Eduwonk threw out some pith regarding Bill O’Reilly’s comments on the state of American History education:
“There are a lot of reasons that American kids do not know enough history and civics, but predictably Bill O’Reilly has managed to seize on an issue that is not one of them…”
And what did O’Reilly say to get tag-teamed by MM and the Wonk? According to Media Matters:
During the October 24 edition of his Fox News show, Bill O’Reilly asserted: “[I]t seems to me, and the studies indicate, that most teachers — high school and college in the United States — are left-wingers. That they bring in a anti-American viewpoint to the sense that they don’t preach about the nobility of America, they teach about the deficits. Now, I think you have to teach both.” O’Reilly made his comments during the “Culture War” segment of his show, which he introduced by saying, “[W]ith many public schools teaching diversity, tolerance, and self-esteem rather than history, civics, and geography, lots of American kids know little or nothing about their country, including what they owe their country.” O’Reilly then aired a video clip showing students answering questions such as, “What do you think it means to be an American?” After airing the clip, O’Reilly stated: “We went out random. You know, just, we didn’t do any study — just pulled the kids between 13 and 17 with target audience of my book.”

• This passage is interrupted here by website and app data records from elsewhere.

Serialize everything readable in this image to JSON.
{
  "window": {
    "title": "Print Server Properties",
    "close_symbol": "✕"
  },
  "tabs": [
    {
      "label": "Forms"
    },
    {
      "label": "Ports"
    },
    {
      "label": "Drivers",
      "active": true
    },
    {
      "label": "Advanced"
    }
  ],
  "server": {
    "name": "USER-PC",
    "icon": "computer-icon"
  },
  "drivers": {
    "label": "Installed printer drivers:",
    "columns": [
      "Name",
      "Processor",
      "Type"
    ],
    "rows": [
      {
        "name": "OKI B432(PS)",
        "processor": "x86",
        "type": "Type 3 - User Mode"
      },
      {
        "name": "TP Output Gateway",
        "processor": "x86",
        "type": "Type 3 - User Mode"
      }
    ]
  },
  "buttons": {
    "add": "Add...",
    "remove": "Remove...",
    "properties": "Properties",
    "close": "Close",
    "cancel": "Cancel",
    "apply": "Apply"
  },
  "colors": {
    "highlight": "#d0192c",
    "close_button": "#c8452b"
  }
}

O’Reilly did not indicate which studies show that most high school teachers “are left-wingers” and “bring in a anti-American viewpoint to the sense that they don’t preach about the nobility of America.” He later said, “[Y]ou don’t have to — you can’t whitewash, OK? But when the balance goes to, it’s a bad country — and there’s no question that’s going on in the university system. I don’t know about high school, but I suspect it is as well.”
I love ya, E, but I suppose even Tiger Woods misses a 2-footer occasionally.
The funny thing here is that a staffer from Media Matters took the time today to e-mail me their condemnation of O’Reilly’s stance – I read it, yawned gently and went back to writing. It’s not that the subject isn’t interesting – it’s fascinating and hugely important. The rub? I’ve read both sides of the argument literally hundreds of times each. I didn’t need one more.
[By the way, I appreciate a great deal Media Matters sending me this - thank you. Although it happened to be something I found fallacious, the more press releases and heads-ups I receive, the better. I look forward to more.]
But when I saw the one-sentence presentation of a forgone conclusion on Eduwonk, I had to leave a comment. I wanted to reproduce the comment here so I could link some of the text.
I’ll say this in advance – what’s below is not a partisan comment in any way. It’s about scholarship.
I’m going to defend Mr. O’Reilly here.
He didn’t say it clearly and he relied on anecdotal evidence, but he could have easily supported his argument. I haven’t read a study that measured the political inclinations only of high school history teachers, but there are reams of data about the professoriate’s leanings.
And here’s an interesting Zogby release about the attitudes toward professorial bias:
We have more than a generation of public school history teachers who were weaned on Howard Zinn et alii – proponents of an individual sort of history. I was checking out an iTunes University class a few weeks ago in which the professor teaching the course [UC Berkeley, female - I've forgotten her name but that should be plenty of info. to find the course] explains very well this relatively recent shift in how we approach history.
The texts support his claim, the data leans in his favor and there’s no shortage of testimony from practitioners of history education to corroborate the both of them.
For better or worse, the everyman’s history is not the stuff of great heroes, strong leaders and a clearly-defined national identity. The ‘people’s historians’ who created this tidal wave and are now riding it are incredibly critical of how Americans should view our past and the particular guilt/pride we should feel in the present.
Compare an old US History text like Ridpath’s “History of the United States” [approx. 1905] to the recent “Out of Many: A History of the American People” – if you can say with a straight face that there isn’t a dramatic shift in how we present our country’s history to high school and college students, your will is far stronger than mine.
Again, this isn’t a partisan stance – this is the reality of a shift in the discipline. If you just can’t stomach hearing it from Bill O’Righty, hop on iTunes and listen to that Berkeley leftie prof say virtually the same thing. The only differences is that she’s not indignant about it – she’s quite comfortable with it.
MediaMatters dropped the ball on this one and Eduwonk appears to have picked up the fumble and jogged a few yards toward his own end zone. Anyone reading the MM piece should have questioned it when MM didn’t provide data to refute O’Reilly’s claims. They just portrayed him as a jerk.
I find it a bit funny that MediaMatters asks readers to “Take Action!” in the right sidebar when they themselves can’t be bothered to hit up Google for some data or even to call an academic source for comment.
The point of all this? O’Reilly’s generally saying the correct thing here. If you hate O’Reilly, fine – have at him. But don’t perpetuate an erroneous conclusion about an academic discipline because you’ve got a gripe with the messenger. It’s petty and irresponsible.
Erroneous? Maybe I should’ve used “fatuous…”
Oh, I hope someone laughed at that last line.